I first became interested in ham radio when I was about 14 years old. At that time I lived in England, about 20 miles from the center of London.


 I began by buying a short wave radio and listening to conversations between hams and also to short wave broadcast stations from around the world.


Together with a friend from my high school, I decided to get a ham radio license. To prepare for the license exam my friend and I went to a once-a-week class offered at a local college. After finishing the course, we both took the exam and passed.


My first call sign was G8GNT. The license allowed me to use some of the ham radio bands (the VHF bands), but I could not use the short wave bands until I passed another test, in Morse code. It wasnít until I went to University about three years later that I took the time to study and practice Morse code, but finally in 1975 I took and passed the Morse code exam. I then received a new call  sign, G4DZC, which allowed me to use short wave bands.

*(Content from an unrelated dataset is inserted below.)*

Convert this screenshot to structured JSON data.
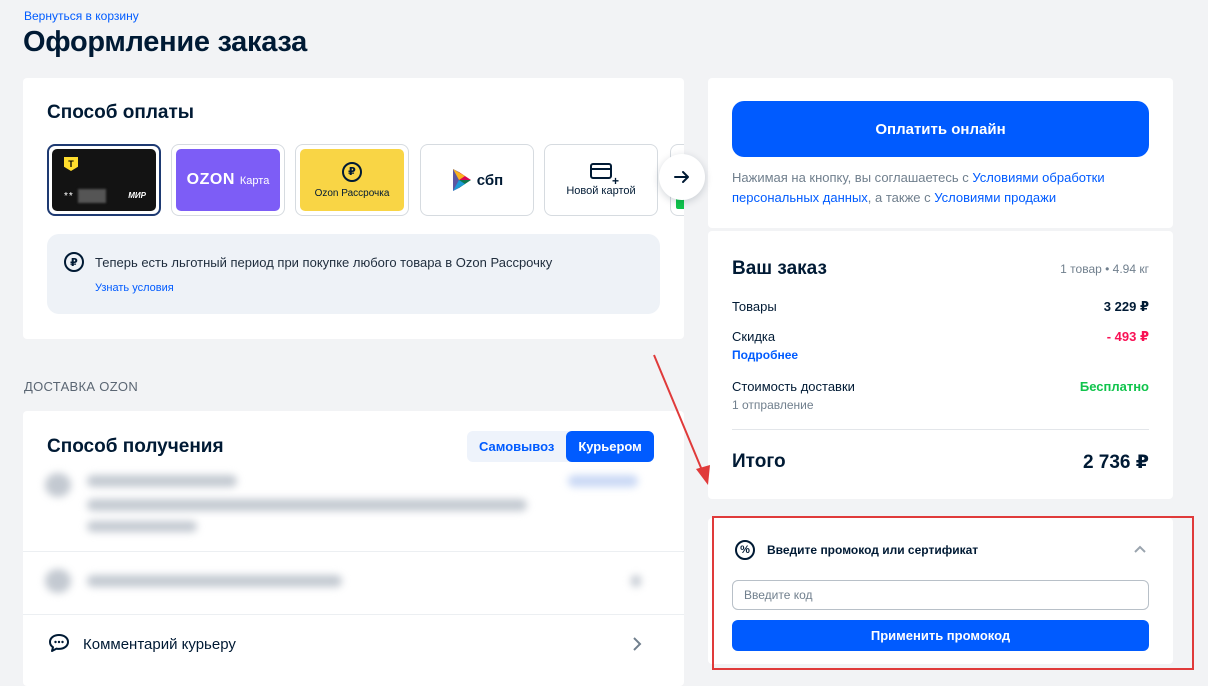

I didnít operate much while I lived in England, as I never had the opportunity to put up good antennas. When visiting my parents house, I put up a small dipole antenna, suspended from small tree about 25 feet tall. While it didnít work very well, I was able to make a few contacts across the Atlantic. I remember my first contact with America, I spoke to a ham from Rhode Island. I was so excited when he sent his QSL card and a picture of him riding his horse !!

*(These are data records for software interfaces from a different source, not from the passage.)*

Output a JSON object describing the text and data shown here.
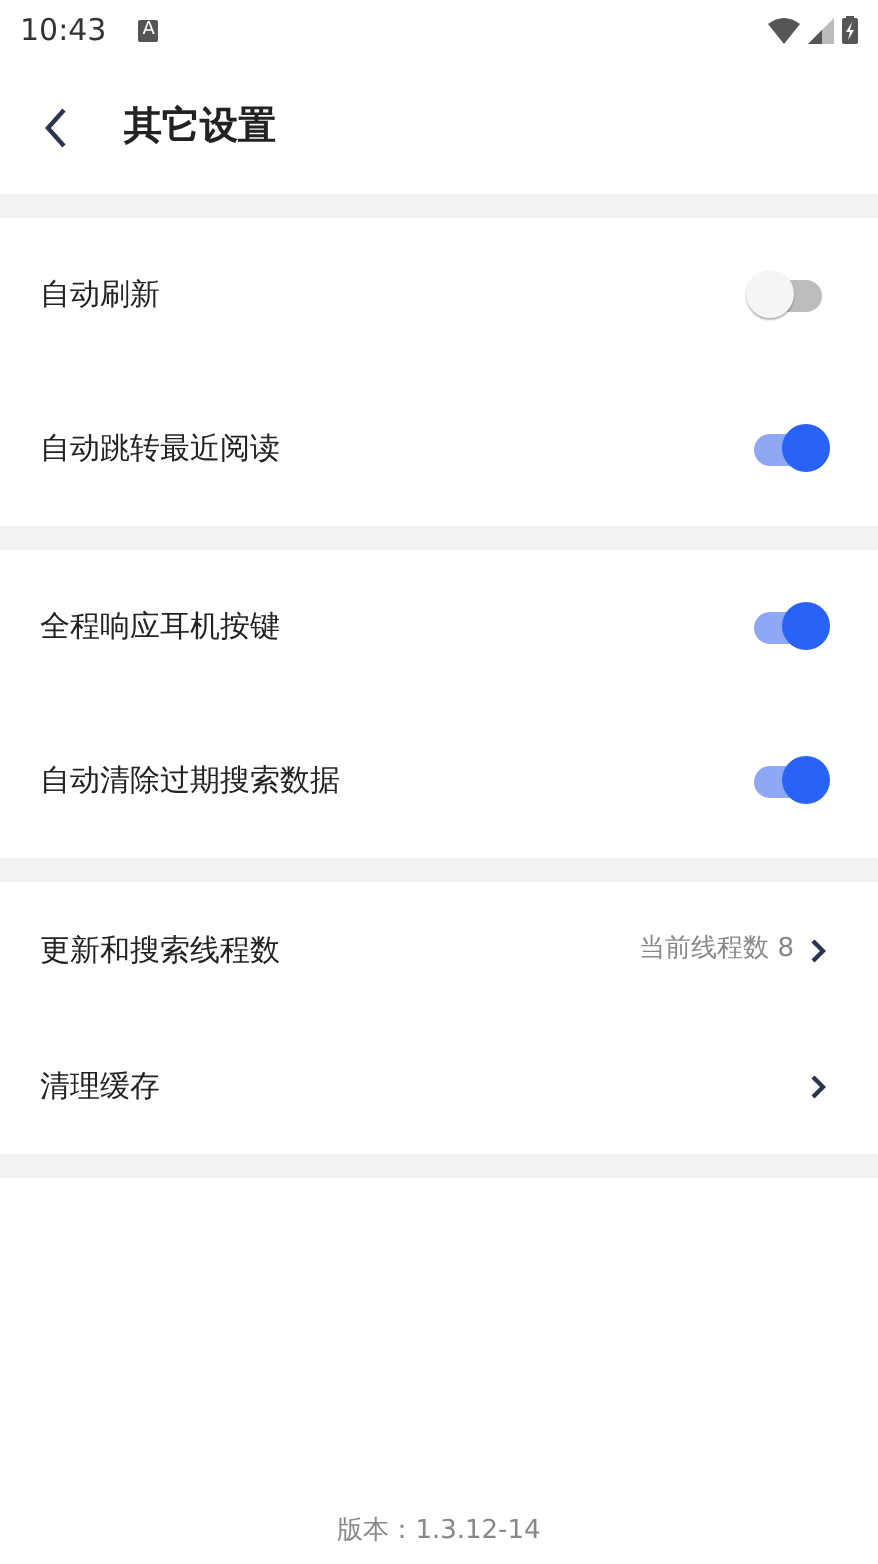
{
  "status_bar": {
    "time": "10:43",
    "badge": "A"
  },
  "header": {
    "title": "其它设置"
  },
  "groups": [
    {
      "items": [
        {
          "kind": "toggle",
          "label": "自动刷新",
          "on": false
        },
        {
          "kind": "toggle",
          "label": "自动跳转最近阅读",
          "on": true
        }
      ]
    },
    {
      "items": [
        {
          "kind": "toggle",
          "label": "全程响应耳机按键",
          "on": true
        },
        {
          "kind": "toggle",
          "label": "自动清除过期搜索数据",
          "on": true
        }
      ]
    },
    {
      "items": [
        {
          "kind": "link",
          "label": "更新和搜索线程数",
          "value": "当前线程数 8"
        },
        {
          "kind": "link",
          "label": "清理缓存"
        }
      ]
    }
  ],
  "version": "版本：1.3.12-14"
}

In 1981 I moved to the US and was able to put up larger antennas, first in New York State where I lived until 1989 and since then in Massachusetts.

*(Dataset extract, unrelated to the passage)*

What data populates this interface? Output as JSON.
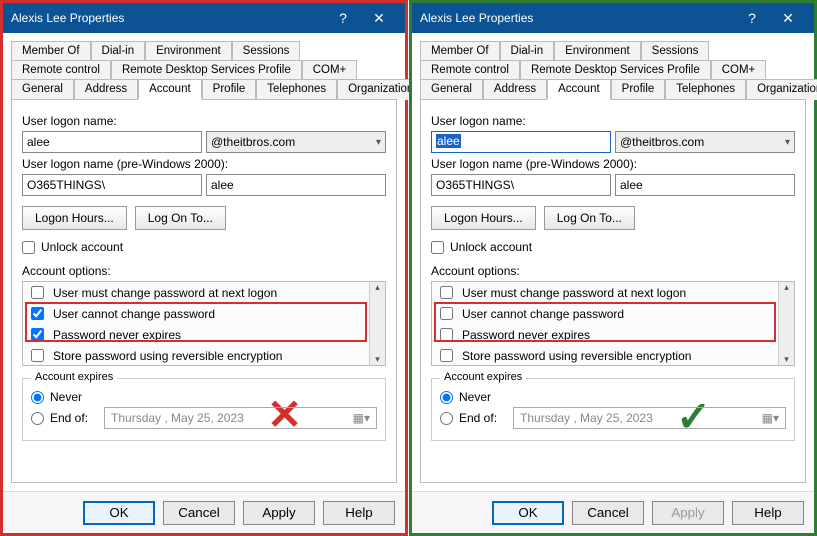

I have always been interested in making contacts with far away places and have managed over the past 25 years to make contacts with almost all the places that hams consider ďcountriesĒ. I am patiently waiting for a chance to make contacts with the three remaining places I am missing, two sets of islands off India (Laccadive and Andaman Islands) and a very small island off the coast of China (Scarborough Reef).


I also enjoy traveling to other countries to operate ham radio. So far, I have visited  islands in the South Pacific, Thailand and Grenada in the Caribbean.


Ham radio reminds me every day that we share this world with a multitude of other people who, while they may live in different places, all share a common humanity.

Meet Dr. Martin Bayes, AA1ON